DIRECTIONS FOR THIS TASK: Would you write out the records below exactly as given?

+++ DATA LISTING

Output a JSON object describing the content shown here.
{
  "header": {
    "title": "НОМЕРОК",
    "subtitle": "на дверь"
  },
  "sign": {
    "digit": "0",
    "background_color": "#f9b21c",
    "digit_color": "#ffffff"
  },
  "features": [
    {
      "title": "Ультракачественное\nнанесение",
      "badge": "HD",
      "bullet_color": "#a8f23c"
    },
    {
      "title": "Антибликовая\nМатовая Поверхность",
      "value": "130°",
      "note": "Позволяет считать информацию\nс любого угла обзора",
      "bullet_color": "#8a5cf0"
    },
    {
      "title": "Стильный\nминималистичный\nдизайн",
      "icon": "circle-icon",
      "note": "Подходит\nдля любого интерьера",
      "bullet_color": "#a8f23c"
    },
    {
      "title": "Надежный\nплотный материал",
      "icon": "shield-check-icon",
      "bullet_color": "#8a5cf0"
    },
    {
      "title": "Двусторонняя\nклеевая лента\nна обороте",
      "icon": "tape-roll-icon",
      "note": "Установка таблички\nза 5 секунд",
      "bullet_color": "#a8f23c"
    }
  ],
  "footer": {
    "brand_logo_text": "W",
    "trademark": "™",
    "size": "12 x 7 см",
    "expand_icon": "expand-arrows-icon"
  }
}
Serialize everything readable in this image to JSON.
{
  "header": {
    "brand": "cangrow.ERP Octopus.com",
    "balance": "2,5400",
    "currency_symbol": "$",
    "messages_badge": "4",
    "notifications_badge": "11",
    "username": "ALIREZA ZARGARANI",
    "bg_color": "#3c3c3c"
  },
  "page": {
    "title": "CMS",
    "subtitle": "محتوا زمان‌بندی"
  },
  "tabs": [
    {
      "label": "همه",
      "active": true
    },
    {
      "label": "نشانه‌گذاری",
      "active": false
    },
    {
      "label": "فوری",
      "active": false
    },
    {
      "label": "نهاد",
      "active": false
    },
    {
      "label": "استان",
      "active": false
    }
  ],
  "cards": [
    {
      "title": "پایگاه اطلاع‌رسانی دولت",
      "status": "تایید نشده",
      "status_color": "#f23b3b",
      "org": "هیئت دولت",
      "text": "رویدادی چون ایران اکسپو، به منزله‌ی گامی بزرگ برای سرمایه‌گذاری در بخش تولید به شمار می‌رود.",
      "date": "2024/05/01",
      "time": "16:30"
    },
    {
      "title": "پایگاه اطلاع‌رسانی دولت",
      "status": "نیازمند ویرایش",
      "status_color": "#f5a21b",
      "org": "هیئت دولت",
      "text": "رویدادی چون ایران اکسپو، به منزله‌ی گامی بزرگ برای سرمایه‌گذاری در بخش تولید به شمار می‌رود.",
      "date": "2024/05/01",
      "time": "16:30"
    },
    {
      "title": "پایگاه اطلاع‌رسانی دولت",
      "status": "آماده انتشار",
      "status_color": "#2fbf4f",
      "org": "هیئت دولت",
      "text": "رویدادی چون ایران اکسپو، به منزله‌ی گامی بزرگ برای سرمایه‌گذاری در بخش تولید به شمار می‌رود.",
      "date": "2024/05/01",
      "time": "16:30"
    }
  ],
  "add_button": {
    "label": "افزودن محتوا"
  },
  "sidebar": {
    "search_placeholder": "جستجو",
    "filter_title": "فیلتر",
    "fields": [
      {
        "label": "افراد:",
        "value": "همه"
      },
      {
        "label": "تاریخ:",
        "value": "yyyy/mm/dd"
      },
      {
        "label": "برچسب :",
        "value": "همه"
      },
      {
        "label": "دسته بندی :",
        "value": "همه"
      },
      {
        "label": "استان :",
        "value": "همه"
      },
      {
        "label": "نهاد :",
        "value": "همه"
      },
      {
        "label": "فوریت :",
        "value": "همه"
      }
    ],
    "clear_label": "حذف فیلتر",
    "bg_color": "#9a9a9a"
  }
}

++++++

YOUR SOLUTION:
Output a JSON object describing the content shown here.
{
  "header": {
    "title": "НОМЕРОК",
    "subtitle": "на дверь"
  },
  "sign": {
    "digit": "0",
    "background_color": "#f9b21c",
    "digit_color": "#ffffff"
  },
  "features": [
    {
      "title": "Ультракачественное\nнанесение",
      "badge": "HD",
      "bullet_color": "#a8f23c"
    },
    {
      "title": "Антибликовая\nМатовая Поверхность",
      "value": "130°",
      "note": "Позволяет считать информацию\nс любого угла обзора",
      "bullet_color": "#8a5cf0"
    },
    {
      "title": "Стильный\nминималистичный\nдизайн",
      "icon": "circle-icon",
      "note": "Подходит\nдля любого интерьера",
      "bullet_color": "#a8f23c"
    },
    {
      "title": "Надежный\nплотный материал",
      "icon": "shield-check-icon",
      "bullet_color": "#8a5cf0"
    },
    {
      "title": "Двусторонняя\nклеевая лента\nна обороте",
      "icon": "tape-roll-icon",
      "note": "Установка таблички\nза 5 секунд",
      "bullet_color": "#a8f23c"
    }
  ],
  "footer": {
    "brand_logo_text": "W",
    "trademark": "™",
    "size": "12 x 7 см",
    "expand_icon": "expand-arrows-icon"
  }
}
Serialize everything readable in this image to JSON.
{
  "header": {
    "brand": "cangrow.ERP Octopus.com",
    "balance": "2,5400",
    "currency_symbol": "$",
    "messages_badge": "4",
    "notifications_badge": "11",
    "username": "ALIREZA ZARGARANI",
    "bg_color": "#3c3c3c"
  },
  "page": {
    "title": "CMS",
    "subtitle": "محتوا زمان‌بندی"
  },
  "tabs": [
    {
      "label": "همه",
      "active": true
    },
    {
      "label": "نشانه‌گذاری",
      "active": false
    },
    {
      "label": "فوری",
      "active": false
    },
    {
      "label": "نهاد",
      "active": false
    },
    {
      "label": "استان",
      "active": false
    }
  ],
  "cards": [
    {
      "title": "پایگاه اطلاع‌رسانی دولت",
      "status": "تایید نشده",
      "status_color": "#f23b3b",
      "org": "هیئت دولت",
      "text": "رویدادی چون ایران اکسپو، به منزله‌ی گامی بزرگ برای سرمایه‌گذاری در بخش تولید به شمار می‌رود.",
      "date": "2024/05/01",
      "time": "16:30"
    },
    {
      "title": "پایگاه اطلاع‌رسانی دولت",
      "status": "نیازمند ویرایش",
      "status_color": "#f5a21b",
      "org": "هیئت دولت",
      "text": "رویدادی چون ایران اکسپو، به منزله‌ی گامی بزرگ برای سرمایه‌گذاری در بخش تولید به شمار می‌رود.",
      "date": "2024/05/01",
      "time": "16:30"
    },
    {
      "title": "پایگاه اطلاع‌رسانی دولت",
      "status": "آماده انتشار",
      "status_color": "#2fbf4f",
      "org": "هیئت دولت",
      "text": "رویدادی چون ایران اکسپو، به منزله‌ی گامی بزرگ برای سرمایه‌گذاری در بخش تولید به شمار می‌رود.",
      "date": "2024/05/01",
      "time": "16:30"
    }
  ],
  "add_button": {
    "label": "افزودن محتوا"
  },
  "sidebar": {
    "search_placeholder": "جستجو",
    "filter_title": "فیلتر",
    "fields": [
      {
        "label": "افراد:",
        "value": "همه"
      },
      {
        "label": "تاریخ:",
        "value": "yyyy/mm/dd"
      },
      {
        "label": "برچسب :",
        "value": "همه"
      },
      {
        "label": "دسته بندی :",
        "value": "همه"
      },
      {
        "label": "استان :",
        "value": "همه"
      },
      {
        "label": "نهاد :",
        "value": "همه"
      },
      {
        "label": "فوریت :",
        "value": "همه"
      }
    ],
    "clear_label": "حذف فیلتر",
    "bg_color": "#9a9a9a"
  }
}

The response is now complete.